··· Information given ···
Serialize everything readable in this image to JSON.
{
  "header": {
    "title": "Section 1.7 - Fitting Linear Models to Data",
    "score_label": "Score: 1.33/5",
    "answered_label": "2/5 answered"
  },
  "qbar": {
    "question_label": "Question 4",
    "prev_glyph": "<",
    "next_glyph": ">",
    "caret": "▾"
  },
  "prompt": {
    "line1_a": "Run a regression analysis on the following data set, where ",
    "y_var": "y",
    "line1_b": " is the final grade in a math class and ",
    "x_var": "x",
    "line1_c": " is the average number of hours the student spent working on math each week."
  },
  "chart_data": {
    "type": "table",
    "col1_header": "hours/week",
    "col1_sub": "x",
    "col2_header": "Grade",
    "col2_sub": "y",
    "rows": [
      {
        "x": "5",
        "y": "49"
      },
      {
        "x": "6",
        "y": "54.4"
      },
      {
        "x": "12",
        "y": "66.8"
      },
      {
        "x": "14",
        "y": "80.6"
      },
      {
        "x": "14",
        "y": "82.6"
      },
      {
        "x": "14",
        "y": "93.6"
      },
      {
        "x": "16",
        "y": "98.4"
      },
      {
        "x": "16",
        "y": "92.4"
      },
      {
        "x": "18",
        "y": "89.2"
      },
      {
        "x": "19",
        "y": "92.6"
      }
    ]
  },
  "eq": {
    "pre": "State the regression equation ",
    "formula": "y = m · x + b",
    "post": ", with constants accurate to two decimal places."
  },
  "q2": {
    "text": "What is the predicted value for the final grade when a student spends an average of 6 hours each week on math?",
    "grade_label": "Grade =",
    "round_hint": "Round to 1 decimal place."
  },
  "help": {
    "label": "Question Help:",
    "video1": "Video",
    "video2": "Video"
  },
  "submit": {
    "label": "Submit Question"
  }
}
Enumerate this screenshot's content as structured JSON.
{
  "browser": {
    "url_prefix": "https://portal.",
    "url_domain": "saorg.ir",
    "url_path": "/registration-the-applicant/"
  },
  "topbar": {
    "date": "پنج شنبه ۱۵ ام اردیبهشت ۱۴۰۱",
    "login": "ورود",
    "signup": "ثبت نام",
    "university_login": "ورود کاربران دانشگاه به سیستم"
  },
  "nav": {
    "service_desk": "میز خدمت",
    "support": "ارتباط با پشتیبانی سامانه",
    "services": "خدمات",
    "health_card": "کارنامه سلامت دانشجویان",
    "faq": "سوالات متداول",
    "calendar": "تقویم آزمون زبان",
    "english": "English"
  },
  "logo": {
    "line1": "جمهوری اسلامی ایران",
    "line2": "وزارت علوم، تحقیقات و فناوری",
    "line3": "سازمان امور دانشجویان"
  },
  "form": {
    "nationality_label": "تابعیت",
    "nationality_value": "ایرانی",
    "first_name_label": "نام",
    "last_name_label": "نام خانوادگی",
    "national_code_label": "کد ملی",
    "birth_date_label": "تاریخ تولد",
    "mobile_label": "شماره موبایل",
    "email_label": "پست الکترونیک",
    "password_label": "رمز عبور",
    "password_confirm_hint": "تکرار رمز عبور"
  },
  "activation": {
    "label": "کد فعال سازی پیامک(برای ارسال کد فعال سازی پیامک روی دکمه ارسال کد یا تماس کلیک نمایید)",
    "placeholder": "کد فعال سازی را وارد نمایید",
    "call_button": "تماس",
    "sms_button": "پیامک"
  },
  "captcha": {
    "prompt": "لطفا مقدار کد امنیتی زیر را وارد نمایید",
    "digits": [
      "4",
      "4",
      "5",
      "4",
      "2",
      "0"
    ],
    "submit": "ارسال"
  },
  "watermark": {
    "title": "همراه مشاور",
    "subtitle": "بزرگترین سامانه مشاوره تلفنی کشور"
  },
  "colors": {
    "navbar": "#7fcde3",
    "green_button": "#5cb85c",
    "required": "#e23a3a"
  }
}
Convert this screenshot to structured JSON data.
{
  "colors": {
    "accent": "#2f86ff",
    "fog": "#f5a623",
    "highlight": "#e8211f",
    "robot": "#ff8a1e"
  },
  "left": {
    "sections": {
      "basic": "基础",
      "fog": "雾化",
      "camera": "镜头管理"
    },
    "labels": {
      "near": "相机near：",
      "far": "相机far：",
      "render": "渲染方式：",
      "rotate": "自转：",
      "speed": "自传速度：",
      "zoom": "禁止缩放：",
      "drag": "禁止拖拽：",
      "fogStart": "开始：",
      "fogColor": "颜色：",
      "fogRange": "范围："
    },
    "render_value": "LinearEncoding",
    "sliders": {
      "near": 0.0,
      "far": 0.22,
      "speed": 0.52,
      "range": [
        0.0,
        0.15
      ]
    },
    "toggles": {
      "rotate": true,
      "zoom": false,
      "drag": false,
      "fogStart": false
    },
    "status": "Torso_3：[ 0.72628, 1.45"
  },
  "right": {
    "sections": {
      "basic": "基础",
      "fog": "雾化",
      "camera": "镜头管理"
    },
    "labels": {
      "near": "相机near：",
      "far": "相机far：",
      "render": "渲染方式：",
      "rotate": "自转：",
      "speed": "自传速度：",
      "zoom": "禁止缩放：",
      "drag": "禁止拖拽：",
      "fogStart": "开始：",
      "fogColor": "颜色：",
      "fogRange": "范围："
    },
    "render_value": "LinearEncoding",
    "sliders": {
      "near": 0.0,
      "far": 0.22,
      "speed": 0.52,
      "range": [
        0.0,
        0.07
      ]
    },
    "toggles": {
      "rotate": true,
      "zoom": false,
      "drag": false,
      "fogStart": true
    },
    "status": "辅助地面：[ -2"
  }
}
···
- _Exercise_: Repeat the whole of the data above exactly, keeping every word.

- _Response area_:
Serialize everything readable in this image to JSON.
{
  "header": {
    "title": "Section 1.7 - Fitting Linear Models to Data",
    "score_label": "Score: 1.33/5",
    "answered_label": "2/5 answered"
  },
  "qbar": {
    "question_label": "Question 4",
    "prev_glyph": "<",
    "next_glyph": ">",
    "caret": "▾"
  },
  "prompt": {
    "line1_a": "Run a regression analysis on the following data set, where ",
    "y_var": "y",
    "line1_b": " is the final grade in a math class and ",
    "x_var": "x",
    "line1_c": " is the average number of hours the student spent working on math each week."
  },
  "chart_data": {
    "type": "table",
    "col1_header": "hours/week",
    "col1_sub": "x",
    "col2_header": "Grade",
    "col2_sub": "y",
    "rows": [
      {
        "x": "5",
        "y": "49"
      },
      {
        "x": "6",
        "y": "54.4"
      },
      {
        "x": "12",
        "y": "66.8"
      },
      {
        "x": "14",
        "y": "80.6"
      },
      {
        "x": "14",
        "y": "82.6"
      },
      {
        "x": "14",
        "y": "93.6"
      },
      {
        "x": "16",
        "y": "98.4"
      },
      {
        "x": "16",
        "y": "92.4"
      },
      {
        "x": "18",
        "y": "89.2"
      },
      {
        "x": "19",
        "y": "92.6"
      }
    ]
  },
  "eq": {
    "pre": "State the regression equation ",
    "formula": "y = m · x + b",
    "post": ", with constants accurate to two decimal places."
  },
  "q2": {
    "text": "What is the predicted value for the final grade when a student spends an average of 6 hours each week on math?",
    "grade_label": "Grade =",
    "round_hint": "Round to 1 decimal place."
  },
  "help": {
    "label": "Question Help:",
    "video1": "Video",
    "video2": "Video"
  },
  "submit": {
    "label": "Submit Question"
  }
}
Enumerate this screenshot's content as structured JSON.
{
  "browser": {
    "url_prefix": "https://portal.",
    "url_domain": "saorg.ir",
    "url_path": "/registration-the-applicant/"
  },
  "topbar": {
    "date": "پنج شنبه ۱۵ ام اردیبهشت ۱۴۰۱",
    "login": "ورود",
    "signup": "ثبت نام",
    "university_login": "ورود کاربران دانشگاه به سیستم"
  },
  "nav": {
    "service_desk": "میز خدمت",
    "support": "ارتباط با پشتیبانی سامانه",
    "services": "خدمات",
    "health_card": "کارنامه سلامت دانشجویان",
    "faq": "سوالات متداول",
    "calendar": "تقویم آزمون زبان",
    "english": "English"
  },
  "logo": {
    "line1": "جمهوری اسلامی ایران",
    "line2": "وزارت علوم، تحقیقات و فناوری",
    "line3": "سازمان امور دانشجویان"
  },
  "form": {
    "nationality_label": "تابعیت",
    "nationality_value": "ایرانی",
    "first_name_label": "نام",
    "last_name_label": "نام خانوادگی",
    "national_code_label": "کد ملی",
    "birth_date_label": "تاریخ تولد",
    "mobile_label": "شماره موبایل",
    "email_label": "پست الکترونیک",
    "password_label": "رمز عبور",
    "password_confirm_hint": "تکرار رمز عبور"
  },
  "activation": {
    "label": "کد فعال سازی پیامک(برای ارسال کد فعال سازی پیامک روی دکمه ارسال کد یا تماس کلیک نمایید)",
    "placeholder": "کد فعال سازی را وارد نمایید",
    "call_button": "تماس",
    "sms_button": "پیامک"
  },
  "captcha": {
    "prompt": "لطفا مقدار کد امنیتی زیر را وارد نمایید",
    "digits": [
      "4",
      "4",
      "5",
      "4",
      "2",
      "0"
    ],
    "submit": "ارسال"
  },
  "watermark": {
    "title": "همراه مشاور",
    "subtitle": "بزرگترین سامانه مشاوره تلفنی کشور"
  },
  "colors": {
    "navbar": "#7fcde3",
    "green_button": "#5cb85c",
    "required": "#e23a3a"
  }
}
Convert this screenshot to structured JSON data.
{
  "colors": {
    "accent": "#2f86ff",
    "fog": "#f5a623",
    "highlight": "#e8211f",
    "robot": "#ff8a1e"
  },
  "left": {
    "sections": {
      "basic": "基础",
      "fog": "雾化",
      "camera": "镜头管理"
    },
    "labels": {
      "near": "相机near：",
      "far": "相机far：",
      "render": "渲染方式：",
      "rotate": "自转：",
      "speed": "自传速度：",
      "zoom": "禁止缩放：",
      "drag": "禁止拖拽：",
      "fogStart": "开始：",
      "fogColor": "颜色：",
      "fogRange": "范围："
    },
    "render_value": "LinearEncoding",
    "sliders": {
      "near": 0.0,
      "far": 0.22,
      "speed": 0.52,
      "range": [
        0.0,
        0.15
      ]
    },
    "toggles": {
      "rotate": true,
      "zoom": false,
      "drag": false,
      "fogStart": false
    },
    "status": "Torso_3：[ 0.72628, 1.45"
  },
  "right": {
    "sections": {
      "basic": "基础",
      "fog": "雾化",
      "camera": "镜头管理"
    },
    "labels": {
      "near": "相机near：",
      "far": "相机far：",
      "render": "渲染方式：",
      "rotate": "自转：",
      "speed": "自传速度：",
      "zoom": "禁止缩放：",
      "drag": "禁止拖拽：",
      "fogStart": "开始：",
      "fogColor": "颜色：",
      "fogRange": "范围："
    },
    "render_value": "LinearEncoding",
    "sliders": {
      "near": 0.0,
      "far": 0.22,
      "speed": 0.52,
      "range": [
        0.0,
        0.07
      ]
    },
    "toggles": {
      "rotate": true,
      "zoom": false,
      "drag": false,
      "fogStart": true
    },
    "status": "辅助地面：[ -2"
  }
}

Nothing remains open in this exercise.